Spain’s sixth coronavirus wave, driven by the highly transmissible omicron variant, has multiplied positive cases among both unvaccinated and vaccinated people, with almost 1.4 million infections reported since the beginning of January and thousands more going unreported. However, Covid-19 vaccines are proving highly effective in protecting against severe infection. While pinpointing the exact level of this protection is complex, partial data collected in Spain and extensive analysis in the United Kingdom show that vaccinated individuals are at a much lower risk of being hospitalized or dying from the virus.
The most detailed information in Spain has come out of Catalonia, where the data is broken down by vaccination status. Analyzing the deaths in this northeastern region between December 23 and January 12 per 100,000 inhabitants, the mortality rate among individuals aged 70 and 80 is five times higher for the unvaccinated. Something similar occurs in other age demographics. In the 70-79 population, 50 deaths per 100,000 people are reported among the unvaccinated, compared to 10 per 100,000 among the vaccinated, i.e. five times less. Meanwhile, in the 60-69 demographic, the disparity is repeated: the mortality rate among the unvaccinated is 15 per 100,000 people while, for the vaccinated, it is 5.5 per 100,000.
The Catalan data also shows that vaccine protection helps prevent hospital and intensive care unit (ICU) admissions. For those vaccinated between 70 and 79, the probability of ending up in hospital is almost six times lower than for those who are not immunized.
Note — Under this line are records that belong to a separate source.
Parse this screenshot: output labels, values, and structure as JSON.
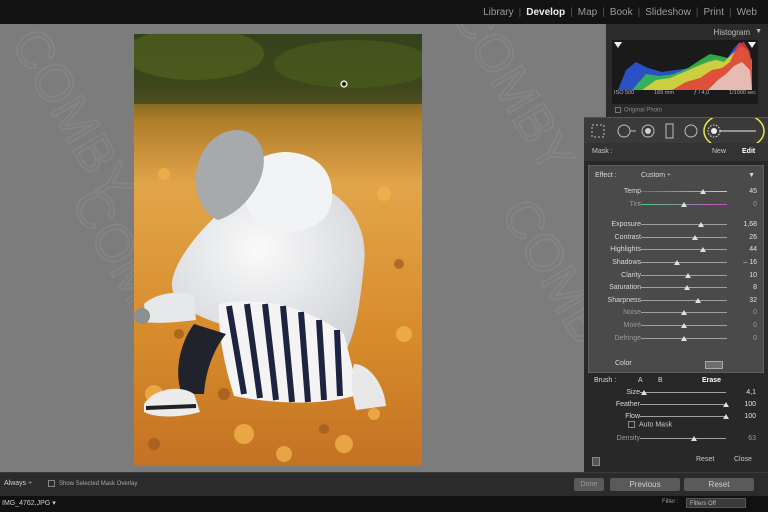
{
  "topbar": {
    "modules": [
      {
        "label": "Library",
        "active": false
      },
      {
        "label": "Develop",
        "active": true
      },
      {
        "label": "Map",
        "active": false
      },
      {
        "label": "Book",
        "active": false
      },
      {
        "label": "Slideshow",
        "active": false
      },
      {
        "label": "Print",
        "active": false
      },
      {
        "label": "Web",
        "active": false
      }
    ]
  },
  "histogram": {
    "title": "Histogram",
    "iso": "ISO 500",
    "focal": "165 mm",
    "aperture": "ƒ / 4,0",
    "shutter": "1/1000 sec",
    "original_photo": "Original Photo"
  },
  "mask": {
    "label": "Mask :",
    "new": "New",
    "edit": "Edit"
  },
  "effect": {
    "label": "Effect :",
    "preset": "Custom ÷",
    "adjustments": [
      {
        "label": "Temp",
        "value": "45",
        "pos": 0.72,
        "track": "temp",
        "dim": false
      },
      {
        "label": "Tint",
        "value": "0",
        "pos": 0.5,
        "track": "tint",
        "dim": true
      },
      {
        "label": "Exposure",
        "value": "1,68",
        "pos": 0.7,
        "track": "",
        "dim": false
      },
      {
        "label": "Contrast",
        "value": "26",
        "pos": 0.63,
        "track": "",
        "dim": false
      },
      {
        "label": "Highlights",
        "value": "44",
        "pos": 0.72,
        "track": "",
        "dim": false
      },
      {
        "label": "Shadows",
        "value": "– 16",
        "pos": 0.42,
        "track": "",
        "dim": false
      },
      {
        "label": "Clarity",
        "value": "10",
        "pos": 0.55,
        "track": "",
        "dim": false
      },
      {
        "label": "Saturation",
        "value": "8",
        "pos": 0.54,
        "track": "",
        "dim": false
      },
      {
        "label": "Sharpness",
        "value": "32",
        "pos": 0.66,
        "track": "",
        "dim": false
      },
      {
        "label": "Noise",
        "value": "0",
        "pos": 0.5,
        "track": "",
        "dim": true
      },
      {
        "label": "Moiré",
        "value": "0",
        "pos": 0.5,
        "track": "",
        "dim": true
      },
      {
        "label": "Defringe",
        "value": "0",
        "pos": 0.5,
        "track": "",
        "dim": true
      }
    ],
    "color_label": "Color"
  },
  "brush": {
    "label": "Brush :",
    "a": "A",
    "b": "B",
    "erase": "Erase",
    "settings": [
      {
        "label": "Size",
        "value": "4,1",
        "pos": 0.05,
        "dim": false
      },
      {
        "label": "Feather",
        "value": "100",
        "pos": 1.0,
        "dim": false
      },
      {
        "label": "Flow",
        "value": "100",
        "pos": 1.0,
        "dim": false
      },
      {
        "label": "Density",
        "value": "63",
        "pos": 0.63,
        "dim": true
      }
    ],
    "auto_mask": "Auto Mask"
  },
  "panel_footer": {
    "reset": "Reset",
    "close": "Close"
  },
  "toolbar": {
    "overlay_mode": "Always ÷",
    "show_overlay": "Show Selected Mask Overlay",
    "done": "Done",
    "previous": "Previous",
    "reset": "Reset"
  },
  "filmstrip": {
    "filename": "IMG_4762.JPG ▾",
    "filter_label": "Filter :",
    "filter_value": "Filters Off"
  },
  "watermark": "COMBY"
}
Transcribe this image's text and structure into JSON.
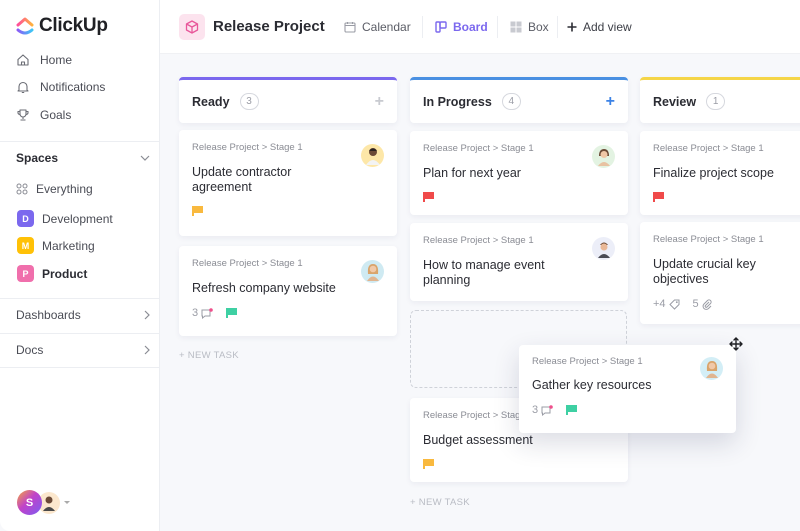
{
  "app": {
    "name": "ClickUp"
  },
  "sidebar": {
    "nav": [
      {
        "label": "Home",
        "icon": "home-icon"
      },
      {
        "label": "Notifications",
        "icon": "bell-icon"
      },
      {
        "label": "Goals",
        "icon": "trophy-icon"
      }
    ],
    "spaces_title": "Spaces",
    "everything_label": "Everything",
    "spaces": [
      {
        "label": "Development",
        "initial": "D",
        "color": "#7b68ee",
        "active": false
      },
      {
        "label": "Marketing",
        "initial": "M",
        "color": "#ffc107",
        "active": false
      },
      {
        "label": "Product",
        "initial": "P",
        "color": "#f06fac",
        "active": true
      }
    ],
    "dashboards_label": "Dashboards",
    "docs_label": "Docs",
    "user_initial": "S"
  },
  "header": {
    "project_title": "Release Project",
    "views": [
      {
        "label": "Calendar",
        "icon": "calendar-icon",
        "active": false
      },
      {
        "label": "Board",
        "icon": "board-icon",
        "active": true
      },
      {
        "label": "Box",
        "icon": "box-icon",
        "active": false
      }
    ],
    "add_view_label": "Add view"
  },
  "board": {
    "columns": [
      {
        "title": "Ready",
        "count": "3",
        "color": "#7b68ee",
        "add_color": "#c8cad0",
        "cards": [
          {
            "path": "Release Project > Stage 1",
            "title": "Update contractor agreement",
            "flag": "#f9b93e"
          },
          {
            "path": "Release Project > Stage 1",
            "title": "Refresh company website",
            "comments": "3",
            "flag": "#3ed0a3"
          }
        ],
        "new_task": "+ NEW TASK"
      },
      {
        "title": "In Progress",
        "count": "4",
        "color": "#4a90e2",
        "add_color": "#3b82e6",
        "cards": [
          {
            "path": "Release Project > Stage 1",
            "title": "Plan for next year",
            "flag": "#f04a4a"
          },
          {
            "path": "Release Project > Stage 1",
            "title": "How to manage event planning"
          },
          {
            "path": "Release Project > Stage 1",
            "title": "Budget assessment",
            "flag": "#f9b93e"
          }
        ],
        "new_task": "+ NEW TASK"
      },
      {
        "title": "Review",
        "count": "1",
        "color": "#f5d547",
        "cards": [
          {
            "path": "Release Project > Stage 1",
            "title": "Finalize project scope",
            "flag": "#f04a4a"
          },
          {
            "path": "Release Project > Stage 1",
            "title": "Update crucial key objectives",
            "tags": "+4",
            "attachments": "5"
          }
        ]
      }
    ],
    "dragging_card": {
      "path": "Release Project > Stage 1",
      "title": "Gather key resources",
      "comments": "3",
      "flag": "#3ed0a3"
    }
  }
}
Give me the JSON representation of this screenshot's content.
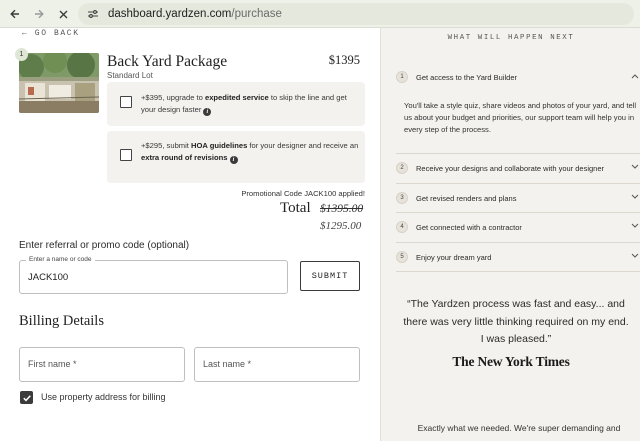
{
  "browser": {
    "url_domain": "dashboard.yardzen.com",
    "url_path": "/purchase"
  },
  "nav": {
    "go_back": "← GO BACK"
  },
  "package": {
    "badge": "1",
    "title": "Back Yard Package",
    "subtitle": "Standard Lot",
    "price": "$1395"
  },
  "addons": [
    {
      "prefix": "+$395, upgrade to ",
      "bold": "expedited service",
      "rest": " to skip the line and get your design faster"
    },
    {
      "prefix": "+$295, submit ",
      "bold": "HOA guidelines",
      "mid": " for your designer and receive an ",
      "bold2": "extra round of revisions",
      "rest": ""
    }
  ],
  "totals": {
    "promo_applied": "Promotional Code JACK100 applied!",
    "label": "Total",
    "old": "$1395.00",
    "new": "$1295.00"
  },
  "promo": {
    "heading": "Enter referral or promo code (optional)",
    "field_label": "Enter a name or code",
    "value": "JACK100",
    "submit": "SUBMIT"
  },
  "billing": {
    "heading": "Billing Details",
    "first_name": "First name *",
    "last_name": "Last name *",
    "use_property": "Use property address for billing",
    "use_property_checked": true
  },
  "next": {
    "heading": "WHAT WILL HAPPEN NEXT",
    "steps": [
      {
        "num": "1",
        "label": "Get access to the Yard Builder",
        "expanded": true
      },
      {
        "num": "2",
        "label": "Receive your designs and collaborate with your designer",
        "expanded": false
      },
      {
        "num": "3",
        "label": "Get revised renders and plans",
        "expanded": false
      },
      {
        "num": "4",
        "label": "Get connected with a contractor",
        "expanded": false
      },
      {
        "num": "5",
        "label": "Enjoy your dream yard",
        "expanded": false
      }
    ],
    "step1_body": "You'll take a style quiz, share videos and photos of your yard, and tell us about your budget and priorities, our support team will help you in every step of the process."
  },
  "testimonial": {
    "quote": "“The Yardzen process was fast and easy... and there was very little thinking required on my end. I was pleased.”",
    "source": "The New York Times",
    "review": "Exactly what we needed. We're super demanding and"
  },
  "colors": {
    "chrome_bg": "#eef1e8",
    "right_panel_bg": "#f4f2ee",
    "checkbox_dark": "#3b3b3b"
  }
}
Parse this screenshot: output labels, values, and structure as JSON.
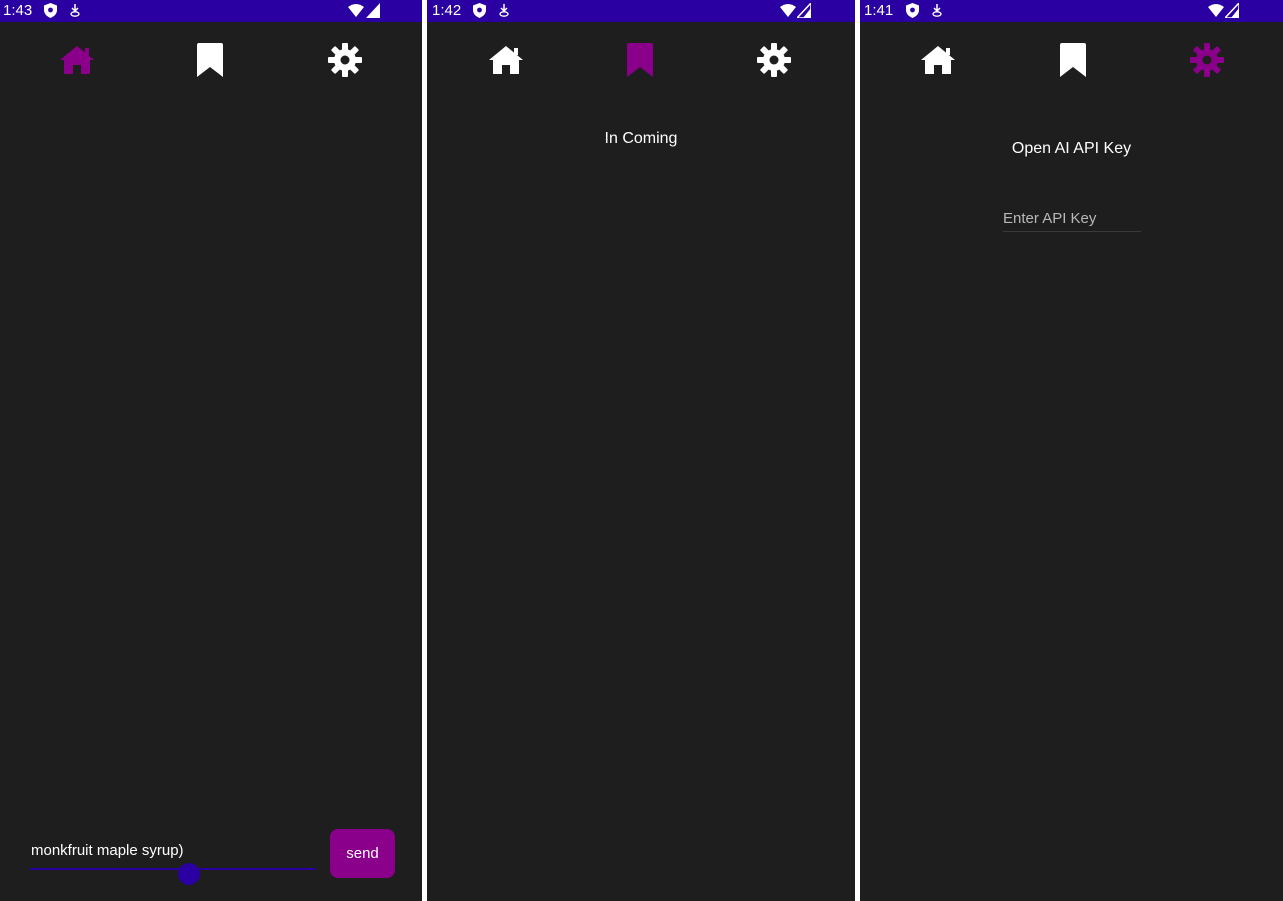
{
  "colors": {
    "status_bar": "#2a00a3",
    "background": "#1e1e1e",
    "accent": "#8b008b",
    "icon_default": "#ffffff",
    "slider": "#2a00a3"
  },
  "screens": [
    {
      "id": "home",
      "status_time": "1:43",
      "active_tab": "home"
    },
    {
      "id": "bookmarks",
      "status_time": "1:42",
      "active_tab": "bookmarks"
    },
    {
      "id": "settings",
      "status_time": "1:41",
      "active_tab": "settings"
    }
  ],
  "nav_icons": [
    "home-icon",
    "bookmark-icon",
    "gear-icon"
  ],
  "home": {
    "input_text": "monkfruit maple syrup)",
    "send_label": "send"
  },
  "bookmarks": {
    "message": "In Coming"
  },
  "settings": {
    "title": "Open AI API Key",
    "api_key_placeholder": "Enter API Key",
    "api_key_value": ""
  }
}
Meanwhile, the chance of being admitted to an ICU for Covid-19 is up to 10 times lower for the vaccinated than the unvaccinated.
The Spanish Health Ministry also publishes hospitalization data throughout Spain broken down by vaccination status, although in this case it is based on estimates: to calculate the number of unvaccinated in each age group, they subtract the number of vaccinated from the population in 2020. However, the target population will have grown since then, so it is possible that the ministry’s calculations overestimate the incidence among the unvaccinated. While the element of overestimation may explain why this figure is much higher than in Catalonia, the ministry’s figures yield similar conclusions: for people between 60 and 79, for example, hospital admission is 18 times higher among the unvaccinated.
In other countries, hospital data leads to the same conclusions. In Italy, where the sixth wave is following a similar pattern to Spain, the gap between vaccinated and unvaccinated is evident and maintained over time. The probability of hospital admission is 10 times higher for the unvaccinated in the 60-79 age group, a figure also echoed in Switzerland.
Booster shots strengthen protection
In the UK, the Health Security Agency (HSA) has analyzed more than half a million omicron infections in the last weeks of 2021. In order to draw accurate conclusions when comparing vaccinated and unvaccinated groups, many factors influencing the probability of infection and admission were taken into account, such as age, gender and region of residence as well as whether a person had previously tested positive, traveled to other countries or suffered from any health conditions. The aim is to monitor the effectiveness of vaccines by measuring the extent to which the risk of infection, hospitalization and death is reduced by vaccination.
The HSA results confirm that the vaccines continue to protect those who are fully vaccinated, particularly against severe disease, but they also note a loss of effectiveness over a period of weeks. Soon after receiving the second dose, the effectiveness of the vaccines with regard to preventing hospital admission is around 72%, but this drops to 52% after six months. In this sense, the good news is that a booster shot strengthens protection; for those over 65, for example, Covid-19 vaccines are 90% effective at preventing severe disease.
What is happening with infections in the omicron wave?
The new variant is very capable of infecting vaccinated individuals, as studies from the UK have shown: the effectiveness of two doses against symptomatic infections could drop to almost zero after six months, whereas with the delta variant it remained at 40%. Even after the booster shot, vaccine effectiveness against omicron is partial, with rates of between 40% and 60%, again with figures worse than those recorded against delta (90%).
These results are adjusted according to many variables. In fact, when the basic infection rates are compared for the vaccinated and unvaccinated without factoring in the variables, they are very similar or even worse for the vaccinated group than for those who have not received any shots. This could be the case if there are many more individuals among the unvaccinated who have natural immunity from a previous infection and may explain why some studies find what looks like negative vaccine effectiveness, as has been noted in reports from the UK and a preliminary study in Denmark.
Something similar is observed in the official data coming out of Iceland: the 14-day incidence rate is higher among the vaccinated population who have not received a booster shot than among the unvaccinated (5,600 cases per 100,000 inhabitants, compared to 4,000 in the unvaccinated group). However, the lowest incidence is among Icelanders with three doses.
This coincides with the data emerging from Catalonia: in November the incidence was lower for the vaccinated than for the unvaccinated in all age groups. But since the arrival of omicron, among the under-50 population – a demographic that has received few boosters – the infection rates seem to be higher among the vaccinated.